Sunday, July 28, 2013

The Sandpit as Animal Farm

I think of the sandpit area of Woods Hollow Nature Preserve in Ballston Spa as a great place to hunt for wildflowers, and today was no exception.  A funny thing, though:  all the flowers I found today had some kind of animal -- horse, or pig, or rabbit -- in their name.

First, there was Horsemint (Monarda punctata), and lots of it -- more than I have ever seen here before.  The yellow purple-spotted flowers are rather inconspicuous, and the pale pink bracts that circle the stems are the showiest part of the plant.  Why it is called "horse" mint, I have no idea.  Maybe it grows best in pastures where horses have dropped their fertilizing deposits?

Then, there was Winged Pigweed (Cycloloma atriplicifolium), with its odd little circular green flowers surrounded by a whitish ruffle.  Okay, I get the "winged" part of this plant's common name, but how does the "pig" part fit?  Perhaps because its slightly toothed leaves vaguely resemble the  leaves of various Amaranth species that are a favorite food of swine.

You won't find this odd-looking "waste-place" plant in many guide books for the northeastern U.S., since this plant is native to the central plains and has only in recent decades begun to be noticed this far east.  The USDA plant database indicates it has not been reported in Saratoga County, although I have found it (and reported it to the New York Flora Association) in several locations of this county. 

There's little mystery about how Rabbit-foot Clover (Trifolium arvense) got its name.  What I found curious today was the equally furry stalk of grass (species unknown to me) that was growing amidst a clump of the fluffy clover.  I can't recall ever seeing such a furry grass.

I can't think of an animal name -- except maybe elephantine -- to attach to this humongous patch of Trumpetweed (Eutrochium fistulosum) that was growing by the side of the road I took home.  It was just so magnificent, I had to pull over and take a picture of it.  It must have been at least eight feet tall, if not taller.  Another name for it is Giant Joe-Pye Weed.  Obviously.


The Furry Gnome said...

I think these are all new species to me. Interesting finds.

Jacqueline Donnelly said...

Thanks for stopping by, Furry Gnome.
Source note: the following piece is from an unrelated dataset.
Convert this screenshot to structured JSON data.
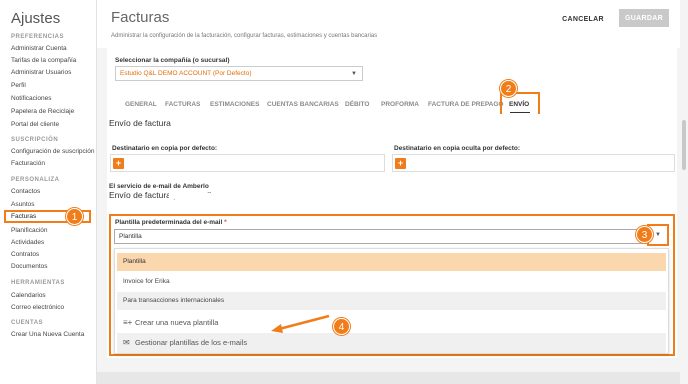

I bet if you go looking in sandy lots, you'll find some of these plants in Ontario too. They grow in the kinds of arid-looking places we would think of as inhospitable to most plants. Seems there's a niche for everything.